**Directions**
Work through the listing below and state how many of its lines hold the word "Email". Give no other output.

**Extracted entries**

= = = = =

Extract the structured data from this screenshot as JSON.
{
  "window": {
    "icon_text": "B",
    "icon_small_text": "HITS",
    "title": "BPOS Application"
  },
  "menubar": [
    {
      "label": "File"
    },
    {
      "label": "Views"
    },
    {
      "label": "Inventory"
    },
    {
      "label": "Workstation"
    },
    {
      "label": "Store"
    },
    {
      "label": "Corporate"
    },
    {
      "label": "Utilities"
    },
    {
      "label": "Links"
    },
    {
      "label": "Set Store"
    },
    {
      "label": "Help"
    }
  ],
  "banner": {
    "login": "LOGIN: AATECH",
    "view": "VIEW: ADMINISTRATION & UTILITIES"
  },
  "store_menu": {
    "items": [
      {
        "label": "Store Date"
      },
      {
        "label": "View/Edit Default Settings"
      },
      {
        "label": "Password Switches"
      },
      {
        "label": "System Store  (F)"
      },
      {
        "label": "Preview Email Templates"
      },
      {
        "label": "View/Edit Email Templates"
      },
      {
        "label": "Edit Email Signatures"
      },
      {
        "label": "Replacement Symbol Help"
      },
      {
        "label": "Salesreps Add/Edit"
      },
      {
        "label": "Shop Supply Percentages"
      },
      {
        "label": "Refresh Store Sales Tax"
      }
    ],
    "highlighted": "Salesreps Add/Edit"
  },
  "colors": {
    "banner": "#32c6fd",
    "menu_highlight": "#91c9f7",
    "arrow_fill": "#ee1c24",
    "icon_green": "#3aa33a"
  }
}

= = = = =

**Response to the task**
3